Ethiopia's Sidama Zone Voting on Autonomy (Map)

Update: Check out our follow-up article for results of the referendum!

Political map of Ethiopia's regional states, highlighting Sidama Zone, which is voting in a referendum in November 2019 on whether to split off from the Southern Nations, Nationalities, and People's Region (SNNPR) to become a new regional state.
Ethiopia's regional states, with the Sidama Zone highlighted in darker purple within the SNNPR
(Modified from this Wikimedia map by SUM1 and NordNordWest; CC BY-SA)

Sidama Statehood Vote: Brief News Update

Bougainville's independence vote isn't the only status referendum happening in the world this week: Today, Ethiopia's Sidama Zone is also voting on its future. But unlike Bougainville, the Sidama Zone isn't voting for independence - instead, its people are being asked whether they want to separate from the country's Southern Nations, Nationalities, and Peoples' Region (SNNPR).

The SNNPR is one of Ethiopia's nine "regional states", partially self-governing federal units designed to represent the homelands of major cultural and language groups. (Two cities, Dire Dawa and the capital, Addis Ababa, aren't part of any regional state.)
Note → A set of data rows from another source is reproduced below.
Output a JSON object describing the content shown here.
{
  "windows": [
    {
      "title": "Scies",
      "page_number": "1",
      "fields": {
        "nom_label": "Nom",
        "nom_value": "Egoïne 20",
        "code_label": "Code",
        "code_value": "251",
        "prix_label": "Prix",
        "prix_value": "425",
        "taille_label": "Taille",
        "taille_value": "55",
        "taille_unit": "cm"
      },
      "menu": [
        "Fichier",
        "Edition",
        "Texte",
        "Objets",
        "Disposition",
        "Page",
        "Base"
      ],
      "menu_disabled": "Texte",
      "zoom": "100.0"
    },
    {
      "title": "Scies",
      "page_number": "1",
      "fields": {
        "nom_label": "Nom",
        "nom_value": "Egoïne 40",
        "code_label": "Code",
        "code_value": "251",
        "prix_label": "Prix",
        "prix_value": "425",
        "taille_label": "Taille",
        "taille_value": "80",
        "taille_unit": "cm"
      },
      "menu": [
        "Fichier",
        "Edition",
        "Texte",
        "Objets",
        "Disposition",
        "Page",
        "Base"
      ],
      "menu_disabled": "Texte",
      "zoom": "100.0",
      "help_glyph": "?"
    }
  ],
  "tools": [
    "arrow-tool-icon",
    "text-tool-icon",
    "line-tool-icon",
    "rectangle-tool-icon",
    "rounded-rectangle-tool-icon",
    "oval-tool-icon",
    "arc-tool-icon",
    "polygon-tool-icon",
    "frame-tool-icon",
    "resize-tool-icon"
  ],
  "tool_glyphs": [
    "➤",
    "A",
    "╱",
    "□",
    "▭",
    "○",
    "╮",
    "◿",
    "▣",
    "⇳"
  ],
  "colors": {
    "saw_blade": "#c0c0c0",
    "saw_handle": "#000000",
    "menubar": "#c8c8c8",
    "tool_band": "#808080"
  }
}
The Sidama Zone is also defined based on its majority people, the Sidama, but right now it's only an administrative subdivision of the SNNPR. If today's referendum passes, it'll become a full regional state of its own, giving it much more power to govern its own affairs.

Activists have been demanding this for a long time, and the Ethiopian government's refusal to hold a Sidama referendum in 2018 led to major protests and clashes with police earlier this year. A group of Sidama activists even threatened to declared a new regional state on their own, without the approval of the central government.

Ethiopia's prime minister eventually agreed to hold a referendum, which was originally scheduled for November 13 before being delayed to today. Results of the vote are expected in about a week.

Stay tuned to PolGeoNow to find out what happens!